There are now many interpretive centres and museums, brimming with photos, artifacts and maps that assist the visitor in coming to terms with the magnitude of the carnage. To my mind, however, the human costs are expressed most forcefully in the endless rows of white stone tablets that populate the countless cemeteries maintained impeccably by the Commonwealth War Graves Commission. For Canadians, the emotional experience of confronting this physical testimony to the waste of so many young lives is magnified by the embossed presence, at the top of each headstone, of a single, stylized maple leaf.

The burial grounds and monuments are certainly powerful — the solitary “brooding Canadian” at St. Julien stands in striking contrast to the soaring, sorrowful statuary at Vimy — but there is no substitute for visiting the battle sites to appreciate the almost unimaginable dimensions of the violence. Two hundred thousand French dead at Verdun. Fifty-eight thousand British casualties on July 1st, 1916, the first day of battle on the Somme and the worst day ever in the history of the British army.

Were it not for all of the memorials, and all of the dead, the casual passer-by would not guess what happened there. The former front lines are eerily peaceful and mainly pastoral now. Years of tillage have restored the once mangled landscape.  The orderly patterns of established agriculture have a calming effect. Ragged shell holes and huge mine craters have mostly been smoothed away, like so much else of what we would rather forget, and their shapes now melt seamlessly into the flowing rural contours. The trees, reduced by artillery to pulp and matchsticks ninety years ago, have re-grown. The atmosphere is pacific and prosperous, very much the new Europe.

These images evoke reflection on the big questions that haunt us still.

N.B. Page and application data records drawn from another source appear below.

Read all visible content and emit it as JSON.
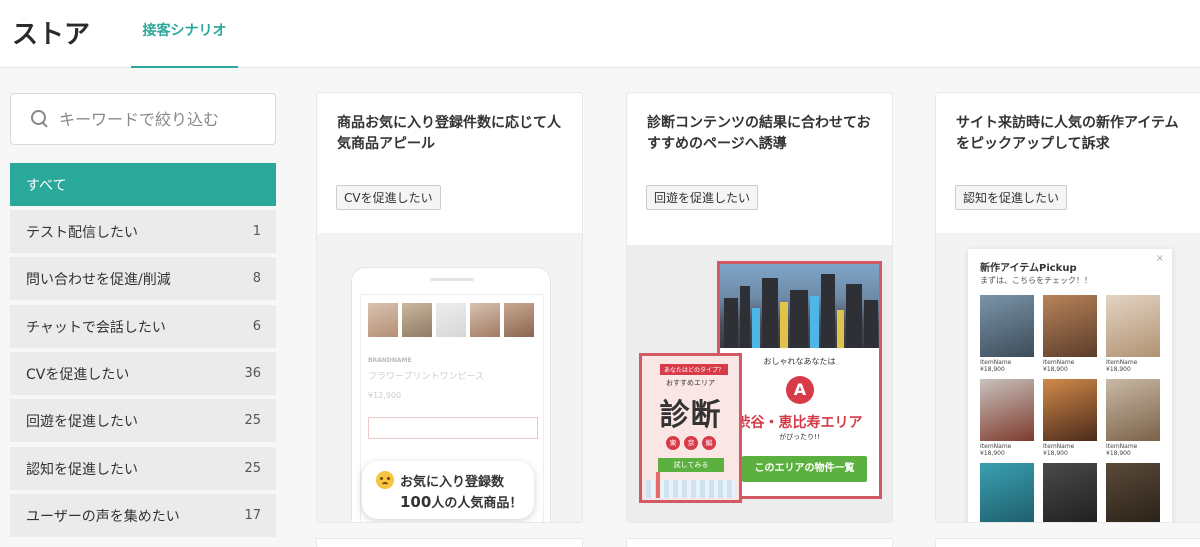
{
  "header": {
    "brand": "ストア",
    "tab_label": "接客シナリオ",
    "accent_color": "#2aa89a"
  },
  "search": {
    "placeholder": "キーワードで絞り込む",
    "icon": "search-icon"
  },
  "categories": [
    {
      "label": "すべて",
      "count": "",
      "active": true
    },
    {
      "label": "テスト配信したい",
      "count": "1"
    },
    {
      "label": "問い合わせを促進/削減",
      "count": "8"
    },
    {
      "label": "チャットで会話したい",
      "count": "6"
    },
    {
      "label": "CVを促進したい",
      "count": "36"
    },
    {
      "label": "回遊を促進したい",
      "count": "25"
    },
    {
      "label": "認知を促進したい",
      "count": "25"
    },
    {
      "label": "ユーザーの声を集めたい",
      "count": "17"
    }
  ],
  "cards": [
    {
      "title": "商品お気に入り登録件数に応じて人気商品アピール",
      "tag": "CVを促進したい",
      "preview": {
        "brand": "BRANDNAME",
        "product_name": "フラワープリントワンピース",
        "price": "¥12,900",
        "bubble_line1": "お気に入り登録数",
        "bubble_count": "100",
        "bubble_line2_suffix": "人の人気商品！"
      }
    },
    {
      "title": "診断コンテンツの結果に合わせておすすめのページへ誘導",
      "tag": "回遊を促進したい",
      "preview": {
        "result_intro": "おしゃれなあなたは",
        "result_letter": "A",
        "result_area": "渋谷・恵比寿エリア",
        "result_fit": "がぴったり!!",
        "result_button": "このエリアの物件一覧",
        "quiz_tag": "あなたはどのタイプ？",
        "quiz_sub": "おすすめエリア",
        "quiz_big": "診断",
        "quiz_chips": [
          "東",
          "京",
          "編"
        ],
        "quiz_button": "試してみる"
      }
    },
    {
      "title": "サイト来訪時に人気の新作アイテムをピックアップして訴求",
      "tag": "認知を促進したい",
      "preview": {
        "close": "×",
        "pickup_title": "新作アイテムPickup",
        "pickup_sub": "まずは、こちらをチェック！！",
        "items": [
          {
            "name": "ItemName",
            "price": "¥18,900"
          },
          {
            "name": "ItemName",
            "price": "¥18,900"
          },
          {
            "name": "ItemName",
            "price": "¥18,900"
          },
          {
            "name": "ItemName",
            "price": "¥18,900"
          },
          {
            "name": "ItemName",
            "price": "¥18,900"
          },
          {
            "name": "ItemName",
            "price": "¥18,900"
          },
          {
            "name": "",
            "price": ""
          },
          {
            "name": "",
            "price": ""
          },
          {
            "name": "",
            "price": ""
          }
        ]
      }
    }
  ]
}
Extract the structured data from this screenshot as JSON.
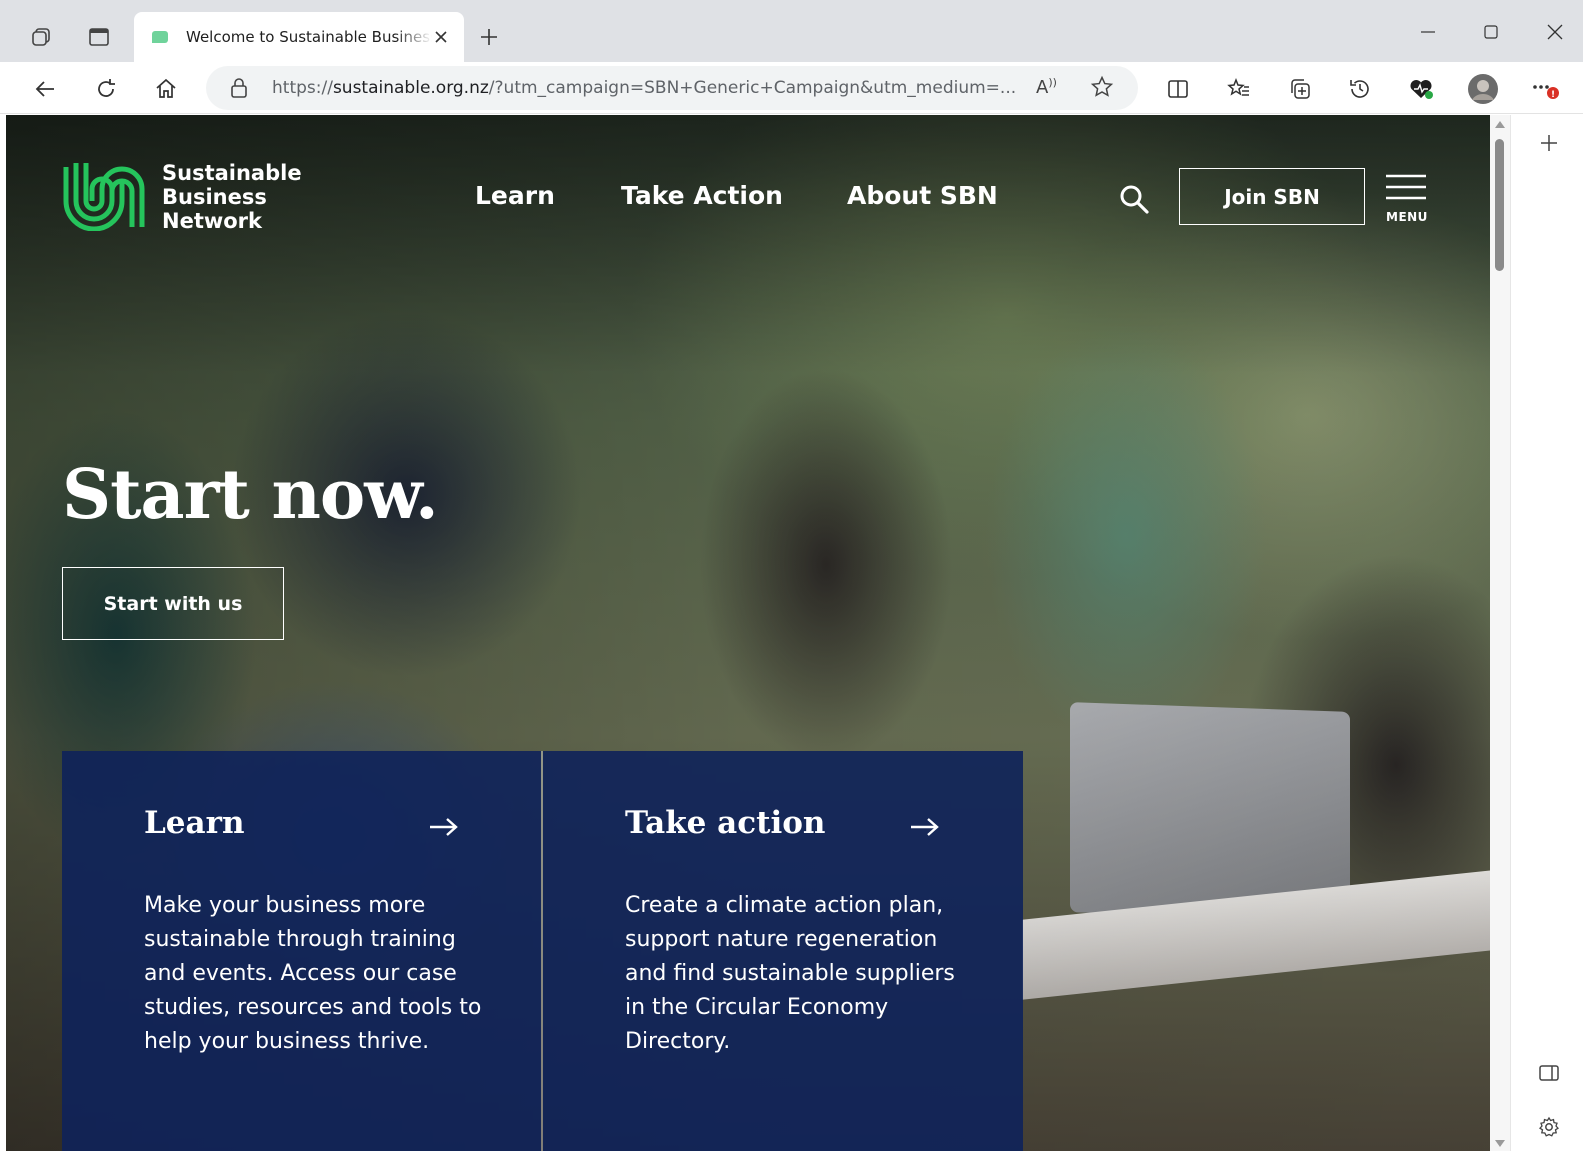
{
  "browser": {
    "tab": {
      "title": "Welcome to Sustainable Business Network"
    },
    "address_bar": {
      "url_prefix": "https://",
      "url_host": "sustainable.org.nz",
      "url_rest": "/?utm_campaign=SBN+Generic+Campaign&utm_medium=...",
      "read_aloud_label": "A⁾"
    },
    "icons": {
      "workspaces": "workspaces-icon",
      "vertical_tabs": "vertical-tabs-icon",
      "new_tab": "plus-icon",
      "back": "back-arrow-icon",
      "refresh": "refresh-icon",
      "home": "home-icon",
      "lock": "lock-icon",
      "favorite": "star-icon",
      "split_screen": "split-screen-icon",
      "favorites": "favorites-list-icon",
      "collections": "collections-icon",
      "history": "history-icon",
      "extension": "heart-extension-icon",
      "profile": "avatar",
      "more": "more-icon"
    }
  },
  "site": {
    "logo": {
      "line1": "Sustainable",
      "line2": "Business",
      "line3": "Network"
    },
    "nav": [
      {
        "label": "Learn"
      },
      {
        "label": "Take Action"
      },
      {
        "label": "About SBN"
      }
    ],
    "join_label": "Join SBN",
    "menu_label": "MENU",
    "hero": {
      "title": "Start now.",
      "cta_label": "Start with us"
    },
    "cards": [
      {
        "title": "Learn",
        "body": "Make your business more sustainable through training and events. Access our case studies, resources and tools to help your business thrive."
      },
      {
        "title": "Take action",
        "body": "Create a climate action plan, support nature regeneration and find sustainable suppliers in the Circular Economy Directory."
      }
    ],
    "colors": {
      "brand_green": "#25c45c",
      "card_navy": "#0e225a",
      "white": "#ffffff"
    }
  }
}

Why, for instance, did the political leadership choose war over peace, fighting over talking? When it became clear so early on that stalemate would be the main result of frustrated attempts to outflank each other in Western Europe, why did both sides opt to continue the slaughter for another three and a half years?

Could diplomacy have resolved outstanding differences and accommodated the rise of new powers by offering plausible alternatives to violence?

Almost certainly. But to address this century’s complex suite of threats and challenges, there is much to be done.